Data warehousing refers to collecting and storing data from multiple sources so it can be quickly accessed for business insights and reporting. This article contains key concepts for building a data warehouse in your data lakehouse.
The lakehouse architecture and Databricks SQL bring cloud data warehousing capabilities to your data lakes. Using familiar data structures, relations, and management tools, you can model a highly-performant, cost-effective data warehouse that runs directly on your data lake. For more information, see What is a data lakehouse?
As with a traditional data warehouse, you model data according to business requirements and then serve it to your end users for analytics and reports. Unlike a traditional data warehouse, you can avoid siloing your business analytics data or creating redundant copies that quickly become stale.
Building a data warehouse inside your lakehouse lets you bring all your data into a single system and lets you take advantage of features such as Unity Catalog and Delta Lake.
Unity Catalog adds a unified governance model so that you can secure and audit data access and provide lineage information on downstream tables. Delta Lake adds ACID transactions and schema evolution, among other powerful tools for keeping your data reliable, scalable, and high-quality.
Databricks SQL is the collection of services that bring data warehousing capabilities and performance to your existing data lakes. Databricks SQL supports open formats and standard ANSI SQL. An in-platform SQL editor and dashboarding tools allow team members to collaborate with other Databricks users directly in the workspace. Databricks SQL also integrates with a variety of tools so that analysts can author queries and dashboards in their favorite environments without adjusting to a new platform.
Databricks SQL provides general compute resources that are executed against the tables in the lakehouse. Databricks SQL is powered by SQL warehouses, offering scalable SQL compute resources decoupled from storage.
See What are SQL Warehouses? for more information on SQL Warehouse defaults and options.
Databricks SQL integrates with Unity Catalog so that you can discover, audit, and govern data assets from one place. To learn more, see What is Unity Catalog?
A lakehouse supports a variety of modeling styles. The following image shows how data is curated and modeled as it moves through different layers of a lakehouse.
The medallion architecture is a data design pattern that describes a series of incrementally refined data layers that provide a basic structure in the lakehouse. The bronze, silver, and gold layers signify increasing data quality at each level, with gold representing the highest quality. For more information, see What is the medallion lakehouse architecture?.
Inside a lakehouse, each layer can contain one or more tables. The data warehouse is modeled at the silver layer and feeds specialized data marts in the gold layer.
Data can enter your lakehouse in any format and through any combination of batch or steaming transactions. The bronze layer provides the landing space for all of your raw data in its original format. That data is converted to Delta tables.
The silver layer brings the data from different sources together.

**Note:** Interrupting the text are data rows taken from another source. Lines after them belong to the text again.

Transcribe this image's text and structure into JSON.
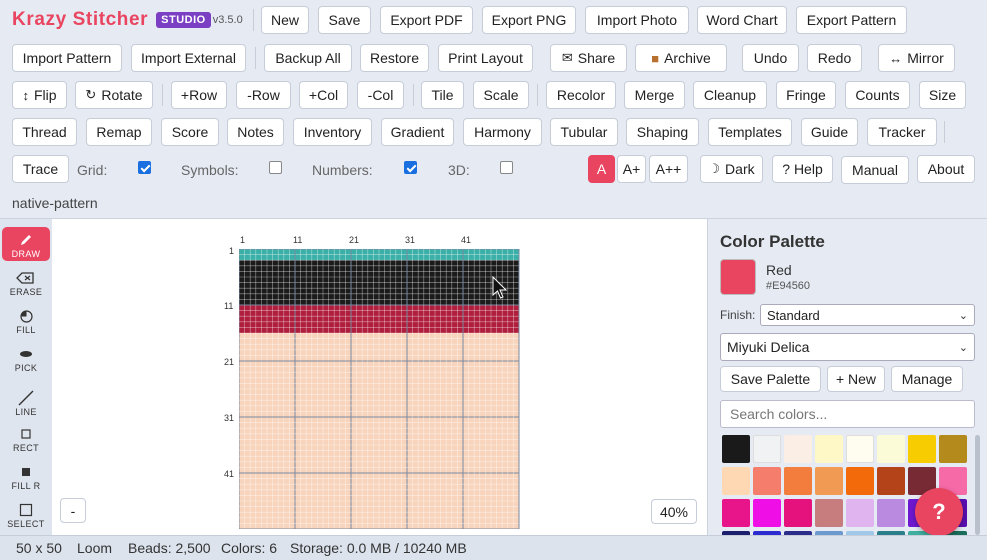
{
  "app": {
    "name": "Krazy Stitcher",
    "edition": "STUDIO",
    "version": "v3.5.0"
  },
  "toolbar": {
    "row1": [
      "New",
      "Save",
      "Export PDF",
      "Export PNG",
      "Import Photo",
      "Word Chart",
      "Export Pattern"
    ],
    "row2": [
      "Import Pattern",
      "Import External",
      "Backup All",
      "Restore",
      "Print Layout",
      "Share",
      "Archive",
      "Undo",
      "Redo",
      "Mirror"
    ],
    "row3": [
      "Flip",
      "Rotate",
      "+Row",
      "-Row",
      "+Col",
      "-Col",
      "Tile",
      "Scale",
      "Recolor",
      "Merge",
      "Cleanup",
      "Fringe",
      "Counts",
      "Size"
    ],
    "row4": [
      "Thread",
      "Remap",
      "Score",
      "Notes",
      "Inventory",
      "Gradient",
      "Harmony",
      "Tubular",
      "Shaping",
      "Templates",
      "Guide",
      "Tracker"
    ],
    "row5": {
      "trace": "Trace",
      "options": [
        {
          "label": "Grid:",
          "checked": true
        },
        {
          "label": "Symbols:",
          "checked": false
        },
        {
          "label": "Numbers:",
          "checked": true
        },
        {
          "label": "3D:",
          "checked": false
        }
      ],
      "font_sizes": [
        "A",
        "A+",
        "A++"
      ],
      "dark": "Dark",
      "help": "? Help",
      "manual": "Manual",
      "about": "About"
    }
  },
  "icons": {
    "share": "envelope-icon",
    "archive": "box-icon",
    "mirror": "left-right-arrow-icon",
    "flip": "up-down-arrow-icon",
    "rotate": "rotate-icon",
    "dark": "moon-icon"
  },
  "file_name": "native-pattern",
  "tools": [
    {
      "label": "DRAW",
      "icon": "pencil-icon",
      "active": true
    },
    {
      "label": "ERASE",
      "icon": "eraser-icon",
      "active": false
    },
    {
      "label": "FILL",
      "icon": "fill-icon",
      "active": false
    },
    {
      "label": "PICK",
      "icon": "eyedropper-icon",
      "active": false
    },
    {
      "label": "LINE",
      "icon": "line-icon",
      "active": false
    },
    {
      "label": "RECT",
      "icon": "rect-icon",
      "active": false
    },
    {
      "label": "FILL R",
      "icon": "filled-rect-icon",
      "active": false
    },
    {
      "label": "SELECT",
      "icon": "select-icon",
      "active": false
    }
  ],
  "canvas": {
    "col_ticks": [
      "1",
      "11",
      "21",
      "31",
      "41"
    ],
    "row_ticks": [
      "1",
      "11",
      "21",
      "31",
      "41"
    ],
    "zoom_out": "-",
    "zoom": "40%"
  },
  "pattern_rows": [
    {
      "rows": 2,
      "color": "#3bb0a8"
    },
    {
      "rows": 8,
      "color": "#1b1b1b"
    },
    {
      "rows": 5,
      "color": "#b01e3d"
    },
    {
      "rows": 35,
      "color": "#f8d4bc"
    }
  ],
  "palette": {
    "title": "Color Palette",
    "current_name": "Red",
    "current_hex": "#E94560",
    "finish_label": "Finish:",
    "finish_value": "Standard",
    "brand_value": "Miyuki Delica",
    "save_palette": "Save Palette",
    "new": "+ New",
    "manage": "Manage",
    "search_placeholder": "Search colors...",
    "swatches": [
      "#1a1a1a",
      "#f1f2f4",
      "#fbeee4",
      "#fdf8c5",
      "#fefdf0",
      "#fbfbd8",
      "#f7cc00",
      "#b48a1c",
      "#fdd8b3",
      "#f47d6c",
      "#f27d3c",
      "#f19a54",
      "#f36a0b",
      "#b4431a",
      "#782a34",
      "#f76aa8",
      "#e8158a",
      "#ef0fe6",
      "#e5117d",
      "#c77d7e",
      "#e0b5ef",
      "#b98ae0",
      "#6f18d1",
      "#5a0fb0",
      "#1b1f6e",
      "#2b2bd0",
      "#2c2c8a",
      "#6a9ad0",
      "#a0c8e8",
      "#2a7f8a",
      "#3fb0a0",
      "#1a6f5a"
    ]
  },
  "help_fab": "?",
  "status": {
    "dims": "50 x 50",
    "mode": "Loom",
    "beads": "Beads: 2,500",
    "colors": "Colors: 6",
    "storage": "Storage: 0.0 MB / 10240 MB"
  }
}
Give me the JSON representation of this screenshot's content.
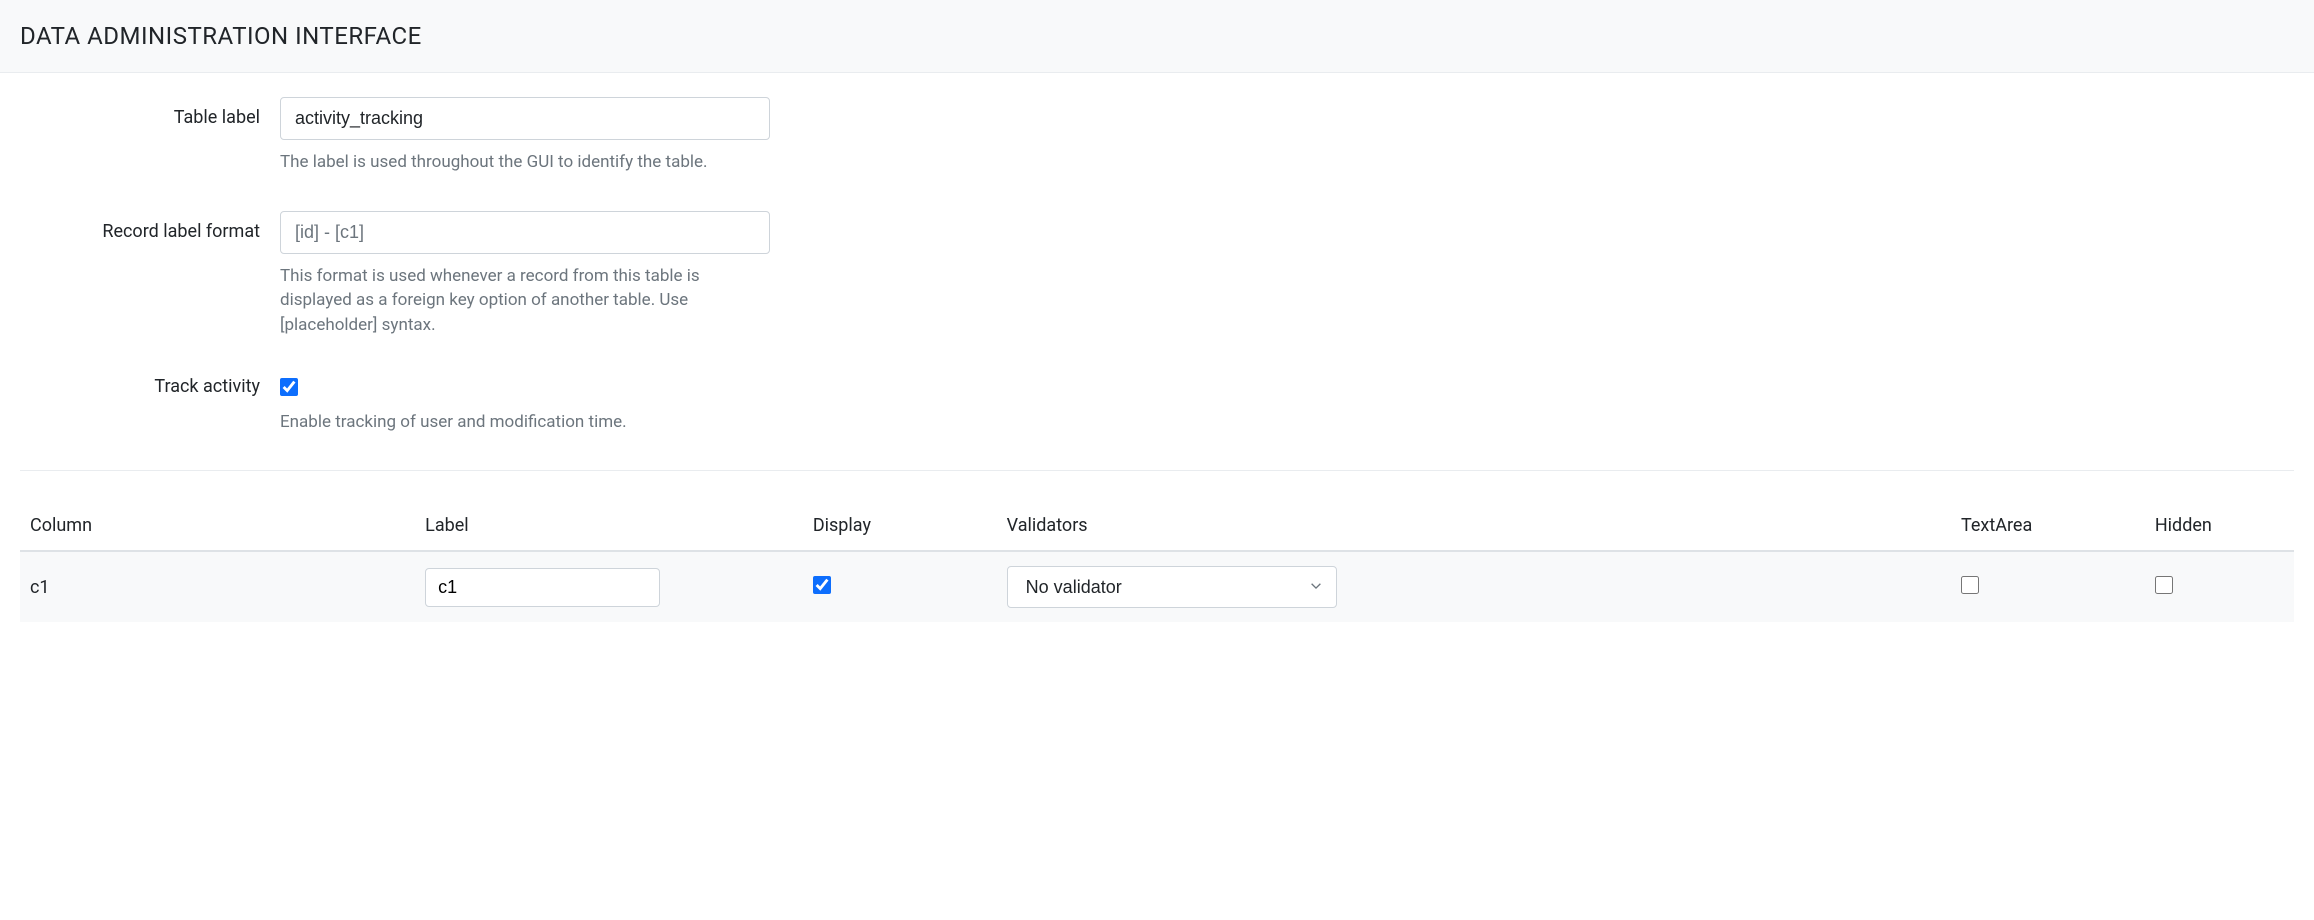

For the part of the business that focuses on data science and machine learning applications, this is where you start to curate meaningful data assets. This process is often marked by a focus on speed and agility.
The silver layer is also where you can carefully integrate data from disparate sources to build a data warehouse in alignment with your existing business processes. Often, this data follows a Third Normal Form (3NF) or Data Vault model. Specifying primary and foreign key constraints allows end users to understand table relationships when using Unity Catalog. Your data warehouse should serve as the single source of truth for your data marts.
The data warehouse itself is schema-on-write and atomic. It is optimized for change, so you can quickly modify the data warehouse to match your current needs when your business processes change or evolve.
The gold layer is the presentation layer, which can contain one or more data marts. Frequently, data marts are dimensional models in the form of a set of related tables that capture a specific business perspective.
The gold layer also houses departmental and data science sandboxes to enable self-service analytics and data science across the enterprise. Providing these sandboxes and their own separate compute clusters prevents the Business teams from creating copies of data outside the lakehouse.
To learn more about the principles and best practices for implementing and operating a lakehouse using Databricks, see Introduction to the well-architected data lakehouse.